Amit Bhawani wanted to solve a $100 billion problem that had been vexing business insiders, industry watchers and casual consumers alike. He wanted to get a handle on the e-commerce space in India and understand which of the two stalwarts, Amazon and Flipkart, was doing better. He chose a rather unconventional way to go about this. Instead of poring over balance sheets and decoding graphs with GMV figures, he went straight to the consumer – he set up www.FlipkartVsAmazon.com.
The site’s mission was simple. With an easy user interface, it would allow end consumers to rate rivals Flipkart and Amazon on a host of parameters, such as Overall Service, Website Interface and Products Portfolio, and displayed results side-by-side in real time. It also asked users the simple question, “Where would you shop next?”, and let them vote for the two e-commerce giants.

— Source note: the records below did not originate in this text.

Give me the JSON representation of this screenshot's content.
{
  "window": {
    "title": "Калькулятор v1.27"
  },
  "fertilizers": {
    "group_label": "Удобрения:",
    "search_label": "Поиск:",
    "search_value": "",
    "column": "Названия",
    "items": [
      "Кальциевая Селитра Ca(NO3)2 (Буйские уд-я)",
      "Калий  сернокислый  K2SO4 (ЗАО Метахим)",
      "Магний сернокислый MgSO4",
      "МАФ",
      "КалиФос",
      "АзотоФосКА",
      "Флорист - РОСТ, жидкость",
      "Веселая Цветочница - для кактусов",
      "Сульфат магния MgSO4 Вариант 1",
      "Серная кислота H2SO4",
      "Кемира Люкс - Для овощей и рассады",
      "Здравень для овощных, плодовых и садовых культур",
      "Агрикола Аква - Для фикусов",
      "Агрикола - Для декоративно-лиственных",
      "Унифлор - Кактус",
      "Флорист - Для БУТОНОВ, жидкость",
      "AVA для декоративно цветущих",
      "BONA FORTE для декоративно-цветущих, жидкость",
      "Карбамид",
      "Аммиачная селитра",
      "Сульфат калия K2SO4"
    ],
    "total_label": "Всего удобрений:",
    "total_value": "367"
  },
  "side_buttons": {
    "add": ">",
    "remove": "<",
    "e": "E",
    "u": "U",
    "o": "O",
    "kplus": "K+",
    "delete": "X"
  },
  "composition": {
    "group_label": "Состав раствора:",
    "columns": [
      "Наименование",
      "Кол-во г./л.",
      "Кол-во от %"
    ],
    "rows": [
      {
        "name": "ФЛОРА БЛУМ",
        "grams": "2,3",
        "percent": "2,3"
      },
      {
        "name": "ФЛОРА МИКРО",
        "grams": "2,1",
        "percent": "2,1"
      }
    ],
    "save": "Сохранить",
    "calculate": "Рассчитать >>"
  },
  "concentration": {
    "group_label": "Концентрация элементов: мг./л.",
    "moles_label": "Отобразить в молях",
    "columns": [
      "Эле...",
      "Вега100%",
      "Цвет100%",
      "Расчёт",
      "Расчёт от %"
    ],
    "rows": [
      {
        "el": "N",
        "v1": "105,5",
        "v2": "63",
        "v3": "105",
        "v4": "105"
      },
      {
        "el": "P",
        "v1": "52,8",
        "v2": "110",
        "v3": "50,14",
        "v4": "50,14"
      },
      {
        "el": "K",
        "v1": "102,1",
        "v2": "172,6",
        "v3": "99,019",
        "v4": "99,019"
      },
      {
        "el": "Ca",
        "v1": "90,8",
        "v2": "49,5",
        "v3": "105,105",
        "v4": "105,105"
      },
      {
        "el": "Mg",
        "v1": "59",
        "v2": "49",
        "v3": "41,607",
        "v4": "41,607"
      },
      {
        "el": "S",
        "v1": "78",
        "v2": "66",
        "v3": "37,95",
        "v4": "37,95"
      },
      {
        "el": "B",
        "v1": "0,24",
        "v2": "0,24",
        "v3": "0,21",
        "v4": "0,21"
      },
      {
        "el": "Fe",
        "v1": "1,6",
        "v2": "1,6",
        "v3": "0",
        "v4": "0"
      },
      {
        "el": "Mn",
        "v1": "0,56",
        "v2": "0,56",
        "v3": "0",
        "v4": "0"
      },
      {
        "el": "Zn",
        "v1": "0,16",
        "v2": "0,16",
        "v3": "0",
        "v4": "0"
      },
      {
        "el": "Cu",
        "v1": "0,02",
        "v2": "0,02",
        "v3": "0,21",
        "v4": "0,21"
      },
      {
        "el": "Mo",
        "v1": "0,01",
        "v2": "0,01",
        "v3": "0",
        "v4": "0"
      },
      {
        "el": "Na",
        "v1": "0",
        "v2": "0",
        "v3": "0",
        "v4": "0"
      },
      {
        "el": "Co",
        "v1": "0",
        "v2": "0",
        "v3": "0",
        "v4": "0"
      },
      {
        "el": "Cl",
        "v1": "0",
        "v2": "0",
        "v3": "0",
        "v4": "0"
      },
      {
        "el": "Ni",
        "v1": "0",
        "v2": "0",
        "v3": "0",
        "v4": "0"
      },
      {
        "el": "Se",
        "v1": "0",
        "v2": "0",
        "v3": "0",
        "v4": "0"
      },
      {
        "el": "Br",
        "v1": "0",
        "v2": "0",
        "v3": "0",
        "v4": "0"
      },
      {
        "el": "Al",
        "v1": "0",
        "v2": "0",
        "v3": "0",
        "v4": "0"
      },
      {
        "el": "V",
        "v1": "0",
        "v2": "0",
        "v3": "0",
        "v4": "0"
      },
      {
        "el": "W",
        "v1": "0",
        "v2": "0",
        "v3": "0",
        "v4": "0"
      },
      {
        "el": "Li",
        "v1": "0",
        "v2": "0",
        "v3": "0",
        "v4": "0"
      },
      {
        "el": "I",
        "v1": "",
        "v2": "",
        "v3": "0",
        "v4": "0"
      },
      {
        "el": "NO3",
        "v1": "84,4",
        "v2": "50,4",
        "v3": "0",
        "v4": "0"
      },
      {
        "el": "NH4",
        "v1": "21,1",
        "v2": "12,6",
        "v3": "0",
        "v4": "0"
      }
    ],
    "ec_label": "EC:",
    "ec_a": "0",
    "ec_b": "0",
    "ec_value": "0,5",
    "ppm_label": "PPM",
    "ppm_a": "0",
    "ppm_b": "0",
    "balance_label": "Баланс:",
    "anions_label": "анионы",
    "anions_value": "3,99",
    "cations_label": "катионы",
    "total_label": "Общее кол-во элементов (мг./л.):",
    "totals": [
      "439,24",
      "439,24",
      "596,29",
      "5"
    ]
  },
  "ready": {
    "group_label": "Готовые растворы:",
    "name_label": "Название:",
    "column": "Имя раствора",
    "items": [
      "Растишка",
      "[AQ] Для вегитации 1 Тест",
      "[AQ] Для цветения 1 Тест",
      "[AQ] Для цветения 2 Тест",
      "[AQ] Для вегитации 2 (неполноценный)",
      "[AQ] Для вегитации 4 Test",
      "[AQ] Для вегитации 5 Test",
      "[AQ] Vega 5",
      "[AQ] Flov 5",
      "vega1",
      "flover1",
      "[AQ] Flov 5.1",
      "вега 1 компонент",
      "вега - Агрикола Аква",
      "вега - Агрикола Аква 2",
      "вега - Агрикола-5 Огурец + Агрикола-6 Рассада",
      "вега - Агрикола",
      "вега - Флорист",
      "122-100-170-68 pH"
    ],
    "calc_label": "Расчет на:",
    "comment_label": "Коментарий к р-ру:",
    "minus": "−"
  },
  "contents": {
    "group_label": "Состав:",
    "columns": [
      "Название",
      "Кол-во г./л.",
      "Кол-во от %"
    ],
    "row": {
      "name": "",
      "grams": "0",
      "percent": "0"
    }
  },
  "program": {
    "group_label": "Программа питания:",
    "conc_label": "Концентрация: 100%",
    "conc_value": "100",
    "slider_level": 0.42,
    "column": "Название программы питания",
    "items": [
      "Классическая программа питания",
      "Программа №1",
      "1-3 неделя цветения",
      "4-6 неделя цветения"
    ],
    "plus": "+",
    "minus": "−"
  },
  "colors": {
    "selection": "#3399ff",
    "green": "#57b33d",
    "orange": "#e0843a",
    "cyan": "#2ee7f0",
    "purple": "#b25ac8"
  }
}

Soon results started pouring in. As per a screenshot tweeted by Amit 2 days ago, Amazon and Flipkart were neck and neck on user ratings, with Amazon scoring higher on customer service, and Flipkart doing better on the website interface. Flipkart was also leading on the main user poll, with 62% of consumers saying that they would shop next there, as opposed to 38% at Amazon.
But that’s where this experiment ended. Bhawani soon received a legal notice from Flipkart, who said that setting up the site amounted to a “copyright infringement” as he’d used the Flipkart logo and artwork, and the site caused “an enormous likelihood of confusion amongst the relevant section of public connected.”
Not having the stomach for a protracted legal battle with billion-dollar company, Bhawani took the site down.
Flipkart’s reluctance to have itself rated by a user poll has the potential to set a dangerous precent in the Indian legal arena. User polls are common in the digital space, with users rating movies, phones, and even politicians. Any poll or rating must necessarily involve the use of the relevant logo or a mention of the brand, and this move could have ripple effects into other spheres too.
It might be noted that no such takedown request came from Amazon. Flipkart has been battling it out with Amazon for a slice of India’s ecommerce pie. From being the undisputed market leader in the market around a year ago, 2015 has seen Amazon raise its web traffic three times and is currently snapping at Flipkart’s heels.